posted May 23, 2017, 10:24 AM by First Baptist

In our study of Acts 15 on Sunday, we learned how a number of early believers were uncomfortable with the doctrine of sola gratia (grace alone). Sola gratia means that God’s acceptance of us is entirely by grace, without any personal merit whatsoever.


Thankfully, the apostles spoke very clearly & forcefully on this. And yet, the church has always had to do battle with this tendency we have to mix together law & gospel, merit & grace, what we do with what Christ has done.


One objection to the doctrine of sola gratia is that it encourages unrighteous living. Specifically, the concern is that, if God accepts us no matter what we do or don’t do, that gives us license to sin. A poet put it this way:


“I like committing crimes.

God likes forgiving crimes.

The world is really admirably arranged.”


Let me say, first, that a right understanding of grace should provoke or give rise to this concern; in fact, if this isn’t a concern, our understanding of grace is probably deficient.


But the answer isn’t to moderate grace by mixing in some element of personal merit (however small). Instead, we need to understand how the apostles dealt with the concern about grace giving a license to sin.


What the apostles talked about was the EFFECT of grace. And what grace does is change our desires, or what one author calls, our “want to.” Quoting Bryan Chapell:

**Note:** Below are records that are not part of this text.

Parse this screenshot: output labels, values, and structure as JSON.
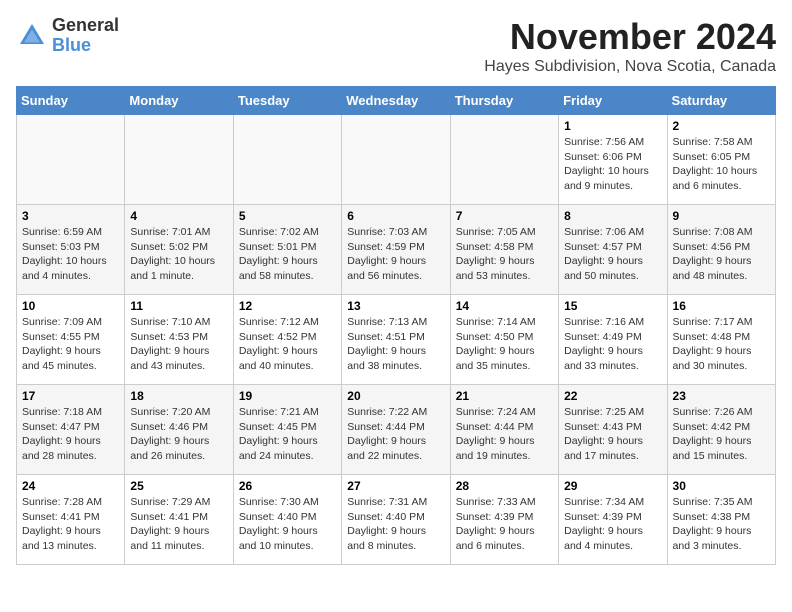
{
  "header": {
    "logo_line1": "General",
    "logo_line2": "Blue",
    "month": "November 2024",
    "location": "Hayes Subdivision, Nova Scotia, Canada"
  },
  "weekdays": [
    "Sunday",
    "Monday",
    "Tuesday",
    "Wednesday",
    "Thursday",
    "Friday",
    "Saturday"
  ],
  "weeks": [
    [
      {
        "day": "",
        "info": ""
      },
      {
        "day": "",
        "info": ""
      },
      {
        "day": "",
        "info": ""
      },
      {
        "day": "",
        "info": ""
      },
      {
        "day": "",
        "info": ""
      },
      {
        "day": "1",
        "info": "Sunrise: 7:56 AM\nSunset: 6:06 PM\nDaylight: 10 hours and 9 minutes."
      },
      {
        "day": "2",
        "info": "Sunrise: 7:58 AM\nSunset: 6:05 PM\nDaylight: 10 hours and 6 minutes."
      }
    ],
    [
      {
        "day": "3",
        "info": "Sunrise: 6:59 AM\nSunset: 5:03 PM\nDaylight: 10 hours and 4 minutes."
      },
      {
        "day": "4",
        "info": "Sunrise: 7:01 AM\nSunset: 5:02 PM\nDaylight: 10 hours and 1 minute."
      },
      {
        "day": "5",
        "info": "Sunrise: 7:02 AM\nSunset: 5:01 PM\nDaylight: 9 hours and 58 minutes."
      },
      {
        "day": "6",
        "info": "Sunrise: 7:03 AM\nSunset: 4:59 PM\nDaylight: 9 hours and 56 minutes."
      },
      {
        "day": "7",
        "info": "Sunrise: 7:05 AM\nSunset: 4:58 PM\nDaylight: 9 hours and 53 minutes."
      },
      {
        "day": "8",
        "info": "Sunrise: 7:06 AM\nSunset: 4:57 PM\nDaylight: 9 hours and 50 minutes."
      },
      {
        "day": "9",
        "info": "Sunrise: 7:08 AM\nSunset: 4:56 PM\nDaylight: 9 hours and 48 minutes."
      }
    ],
    [
      {
        "day": "10",
        "info": "Sunrise: 7:09 AM\nSunset: 4:55 PM\nDaylight: 9 hours and 45 minutes."
      },
      {
        "day": "11",
        "info": "Sunrise: 7:10 AM\nSunset: 4:53 PM\nDaylight: 9 hours and 43 minutes."
      },
      {
        "day": "12",
        "info": "Sunrise: 7:12 AM\nSunset: 4:52 PM\nDaylight: 9 hours and 40 minutes."
      },
      {
        "day": "13",
        "info": "Sunrise: 7:13 AM\nSunset: 4:51 PM\nDaylight: 9 hours and 38 minutes."
      },
      {
        "day": "14",
        "info": "Sunrise: 7:14 AM\nSunset: 4:50 PM\nDaylight: 9 hours and 35 minutes."
      },
      {
        "day": "15",
        "info": "Sunrise: 7:16 AM\nSunset: 4:49 PM\nDaylight: 9 hours and 33 minutes."
      },
      {
        "day": "16",
        "info": "Sunrise: 7:17 AM\nSunset: 4:48 PM\nDaylight: 9 hours and 30 minutes."
      }
    ],
    [
      {
        "day": "17",
        "info": "Sunrise: 7:18 AM\nSunset: 4:47 PM\nDaylight: 9 hours and 28 minutes."
      },
      {
        "day": "18",
        "info": "Sunrise: 7:20 AM\nSunset: 4:46 PM\nDaylight: 9 hours and 26 minutes."
      },
      {
        "day": "19",
        "info": "Sunrise: 7:21 AM\nSunset: 4:45 PM\nDaylight: 9 hours and 24 minutes."
      },
      {
        "day": "20",
        "info": "Sunrise: 7:22 AM\nSunset: 4:44 PM\nDaylight: 9 hours and 22 minutes."
      },
      {
        "day": "21",
        "info": "Sunrise: 7:24 AM\nSunset: 4:44 PM\nDaylight: 9 hours and 19 minutes."
      },
      {
        "day": "22",
        "info": "Sunrise: 7:25 AM\nSunset: 4:43 PM\nDaylight: 9 hours and 17 minutes."
      },
      {
        "day": "23",
        "info": "Sunrise: 7:26 AM\nSunset: 4:42 PM\nDaylight: 9 hours and 15 minutes."
      }
    ],
    [
      {
        "day": "24",
        "info": "Sunrise: 7:28 AM\nSunset: 4:41 PM\nDaylight: 9 hours and 13 minutes."
      },
      {
        "day": "25",
        "info": "Sunrise: 7:29 AM\nSunset: 4:41 PM\nDaylight: 9 hours and 11 minutes."
      },
      {
        "day": "26",
        "info": "Sunrise: 7:30 AM\nSunset: 4:40 PM\nDaylight: 9 hours and 10 minutes."
      },
      {
        "day": "27",
        "info": "Sunrise: 7:31 AM\nSunset: 4:40 PM\nDaylight: 9 hours and 8 minutes."
      },
      {
        "day": "28",
        "info": "Sunrise: 7:33 AM\nSunset: 4:39 PM\nDaylight: 9 hours and 6 minutes."
      },
      {
        "day": "29",
        "info": "Sunrise: 7:34 AM\nSunset: 4:39 PM\nDaylight: 9 hours and 4 minutes."
      },
      {
        "day": "30",
        "info": "Sunrise: 7:35 AM\nSunset: 4:38 PM\nDaylight: 9 hours and 3 minutes."
      }
    ]
  ]
}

“Prior to experiencing the grace of God, our inclinations are hostile or indifferent to him. But when the kindness and mercy of God become profoundly real to us, at the same time that we deeply perceive how totally undeserving we are of them, then we desire nothing greater than to love him – and to love what and whom he loves.


I am not contending that grace removes all the allure of sin, but our love for it (which gives sin its power) is broken by the greater love grace produces.”


This is an important insight, summed up in these words by the apostle John: “We love because he first loved us” (I John 4:19).


And so, let’s continue to celebrate God’s grace and not worry that we’re going too far with it. The apostle Paul certainly wasn’t concerned, as evidenced by these words:


“For the grace of God has appeared, bringing salvation for all people, training us to renounce ungodliness and worldly passions, and to live self-controlled, upright, and godly lives in the present age.” (Titus 2:11-12)



Pastor Dan